Page and application data records
------------------------

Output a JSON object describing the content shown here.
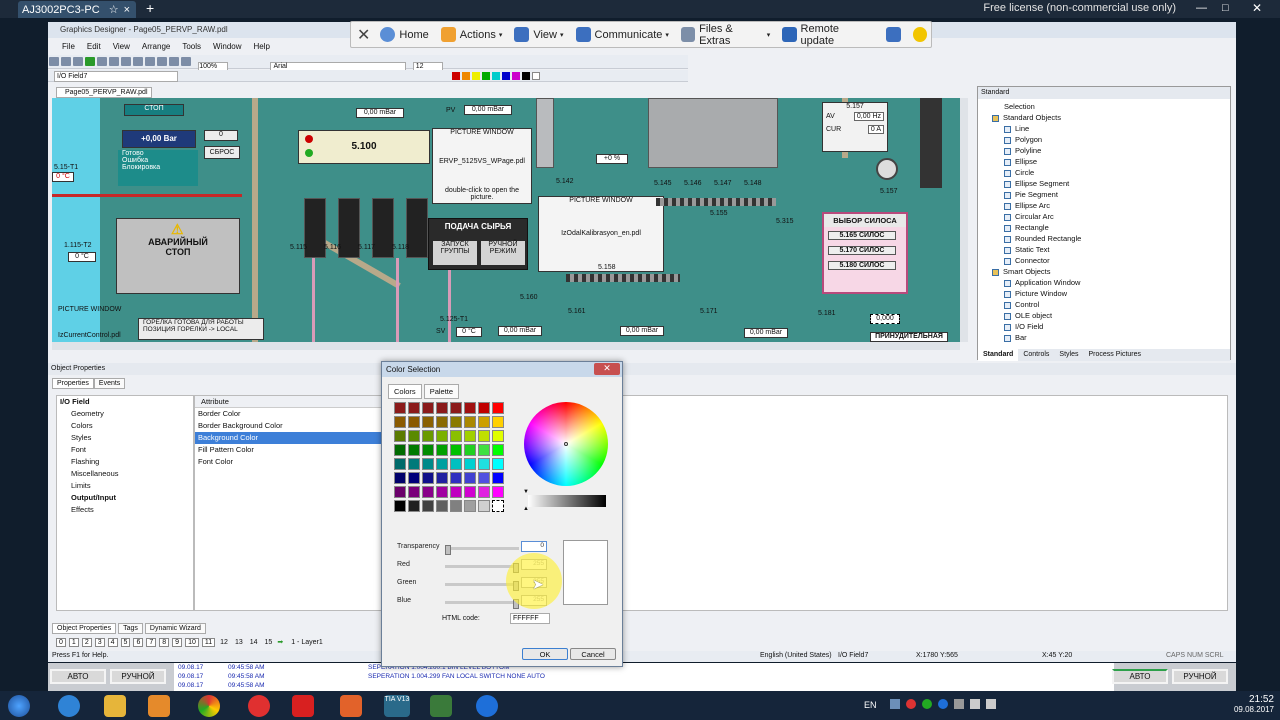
{
  "remote": {
    "tab_title": "AJ3002PC3-PC",
    "license": "Free license (non-commercial use only)",
    "menu": [
      {
        "label": "Home",
        "icon": "home-icon"
      },
      {
        "label": "Actions",
        "icon": "lightning-icon"
      },
      {
        "label": "View",
        "icon": "monitor-icon"
      },
      {
        "label": "Communicate",
        "icon": "phone-icon"
      },
      {
        "label": "Files & Extras",
        "icon": "files-icon"
      },
      {
        "label": "Remote update",
        "icon": "download-icon"
      }
    ]
  },
  "app": {
    "title": "Graphics Designer - Page05_PERVP_RAW.pdl",
    "menus": [
      "File",
      "Edit",
      "View",
      "Arrange",
      "Tools",
      "Window",
      "Help"
    ],
    "object_combo": "I/O Field7",
    "zoom": "100%",
    "font": "Arial",
    "font_size": "12",
    "doc_tab": "Page05_PERVP_RAW.pdl"
  },
  "canvas": {
    "labels": {
      "stop": "СТОП",
      "bar_value": "+0,00",
      "bar_unit": "Bar",
      "zero_val": "0",
      "reset": "СБРОС",
      "ready": "Готово",
      "error": "Ошибка",
      "block": "Блокировка",
      "t515": "5.15-T1",
      "t515v": "0 °C",
      "t1115": "1.115-T2",
      "t1115v": "0 °C",
      "emergency1": "АВАРИЙНЫЙ",
      "emergency2": "СТОП",
      "picture_window": "PICTURE WINDOW",
      "val_mbar": "0,00 mBar",
      "pv": "PV",
      "pv_val": "0,00 mBar",
      "m5100": "5.100",
      "dbl_click": "double-click to open the picture.",
      "file1": "ERVP_5125VS_WPage.pdl",
      "feed": "ПОДАЧА СЫРЬЯ",
      "group_start1": "ЗАПУСК",
      "group_start2": "ГРУППЫ",
      "manual1": "РУЧНОЙ",
      "manual2": "РЕЖИМ",
      "burner1": "ГОРЕЛКА ГОТОВА ДЛЯ РАБОТЫ",
      "burner2": "ПОЗИЦИЯ ГОРЕЛКИ -> LOCAL",
      "t5125": "5.125-T1",
      "sv": "SV",
      "sv_val": "0 °C",
      "m5142": "5.142",
      "pct": "+0 %",
      "file2": "IzOdalKalibrasyon_en.pdl",
      "m5155": "5.155",
      "m5315": "5.315",
      "m5158": "5.158",
      "m5160": "5.160",
      "m5161": "5.161",
      "m5171": "5.171",
      "m5181": "5.181",
      "m5157": "5.157",
      "av": "AV",
      "av_val": "0,00 Hz",
      "cur": "CUR",
      "cur_val": "0",
      "cur_unit": "A",
      "silo_sel": "ВЫБОР СИЛОСА",
      "silo1": "5.165 СИЛОС",
      "silo2": "5.170 СИЛОС",
      "silo3": "5.180 СИЛОС",
      "forced": "ПРИНУДИТЕЛЬНАЯ",
      "zero_val2": "0,000",
      "current_ctrl": "IzCurrentControl.pdl",
      "m5115": "5.115",
      "m5116": "5.116",
      "m5117": "5.117",
      "m5118": "5.118",
      "m5145": "5.145",
      "m5146": "5.146",
      "m5147": "5.147",
      "m5148": "5.148"
    }
  },
  "standard_panel": {
    "title": "Standard",
    "items": [
      {
        "label": "Selection",
        "level": 0
      },
      {
        "label": "Standard Objects",
        "level": 0
      },
      {
        "label": "Line",
        "level": 1
      },
      {
        "label": "Polygon",
        "level": 1
      },
      {
        "label": "Polyline",
        "level": 1
      },
      {
        "label": "Ellipse",
        "level": 1
      },
      {
        "label": "Circle",
        "level": 1
      },
      {
        "label": "Ellipse Segment",
        "level": 1
      },
      {
        "label": "Pie Segment",
        "level": 1
      },
      {
        "label": "Ellipse Arc",
        "level": 1
      },
      {
        "label": "Circular Arc",
        "level": 1
      },
      {
        "label": "Rectangle",
        "level": 1
      },
      {
        "label": "Rounded Rectangle",
        "level": 1
      },
      {
        "label": "Static Text",
        "level": 1
      },
      {
        "label": "Connector",
        "level": 1
      },
      {
        "label": "Smart Objects",
        "level": 0
      },
      {
        "label": "Application Window",
        "level": 1
      },
      {
        "label": "Picture Window",
        "level": 1
      },
      {
        "label": "Control",
        "level": 1
      },
      {
        "label": "OLE object",
        "level": 1
      },
      {
        "label": "I/O Field",
        "level": 1
      },
      {
        "label": "Bar",
        "level": 1
      }
    ],
    "tabs": [
      "Standard",
      "Controls",
      "Styles",
      "Process Pictures"
    ]
  },
  "object_properties": {
    "title": "Object Properties",
    "tabs": [
      "Properties",
      "Events"
    ],
    "tree": [
      "I/O Field",
      "Geometry",
      "Colors",
      "Styles",
      "Font",
      "Flashing",
      "Miscellaneous",
      "Limits",
      "Output/Input",
      "Effects"
    ],
    "attr_header": "Attribute",
    "attrs": [
      "Border Color",
      "Border Background Color",
      "Background Color",
      "Fill Pattern Color",
      "Font Color"
    ],
    "bottom_tabs": [
      "Object Properties",
      "Tags",
      "Dynamic Wizard"
    ],
    "layers": [
      "0",
      "1",
      "2",
      "3",
      "4",
      "5",
      "6",
      "7",
      "8",
      "9",
      "10",
      "11",
      "12",
      "13",
      "14",
      "15"
    ],
    "layer_label": "1 - Layer1"
  },
  "status": {
    "help": "Press F1 for Help.",
    "lang": "English (United States)",
    "obj": "I/O Field7",
    "xy": "X:1780 Y:565",
    "pos": "X:45 Y:20",
    "caps": "CAPS NUM SCRL"
  },
  "hmi_bottom": {
    "auto": "АВТО",
    "manual": "РУЧНОЙ",
    "dates": [
      "09.08.17",
      "09.08.17",
      "09.08.17"
    ],
    "times": [
      "09:45:58 AM",
      "09:45:58 AM",
      "09:45:58 AM"
    ],
    "msgs": [
      "SEPERATION 1.004.260.1 BIN LEVEL BOTTOM",
      "SEPERATION 1.004.299 FAN LOCAL SWITCH NONE AUTO"
    ]
  },
  "color_dialog": {
    "title": "Color Selection",
    "tabs": [
      "Colors",
      "Palette"
    ],
    "transparency_label": "Transparency",
    "transparency": "0",
    "red_label": "Red",
    "red": "255",
    "green_label": "Green",
    "green": "255",
    "blue_label": "Blue",
    "blue": "255",
    "html_label": "HTML code:",
    "html": "FFFFFF",
    "ok": "OK",
    "cancel": "Cancel",
    "swatches": [
      "#8b1a1a",
      "#8b1a1a",
      "#8b1a1a",
      "#8b1a1a",
      "#8b1a1a",
      "#a01010",
      "#c00000",
      "#ff0000",
      "#8a5a00",
      "#8a5a00",
      "#8a6000",
      "#8a6a00",
      "#8a7a00",
      "#aa8800",
      "#cca000",
      "#ffd000",
      "#5a7a00",
      "#5a8a00",
      "#6a9a00",
      "#7ab000",
      "#8ac000",
      "#a0d000",
      "#c0e000",
      "#e0ff00",
      "#006a00",
      "#007a00",
      "#008a00",
      "#00a000",
      "#00c000",
      "#20d020",
      "#40e040",
      "#00ff00",
      "#006a6a",
      "#007a7a",
      "#008a8a",
      "#00a0a0",
      "#00c0c0",
      "#00d0d0",
      "#20e0e0",
      "#00ffff",
      "#00006a",
      "#00007a",
      "#10108a",
      "#2020a0",
      "#3030c0",
      "#4040d0",
      "#5050e0",
      "#0000ff",
      "#6a006a",
      "#7a007a",
      "#8a008a",
      "#a000a0",
      "#c000c0",
      "#d000d0",
      "#e020e0",
      "#ff00ff",
      "#000000",
      "#202020",
      "#404040",
      "#606060",
      "#808080",
      "#a0a0a0",
      "#d0d0d0",
      "#ffffff"
    ]
  },
  "taskbar": {
    "lang": "EN",
    "time": "21:52",
    "date": "09.08.2017",
    "tia": "TIA V13"
  }
}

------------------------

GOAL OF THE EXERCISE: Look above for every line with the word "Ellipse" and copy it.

YOUR SOLUTION:
        "label": "Ellipse",
        "label": "Ellipse Segment",
        "label": "Ellipse Arc",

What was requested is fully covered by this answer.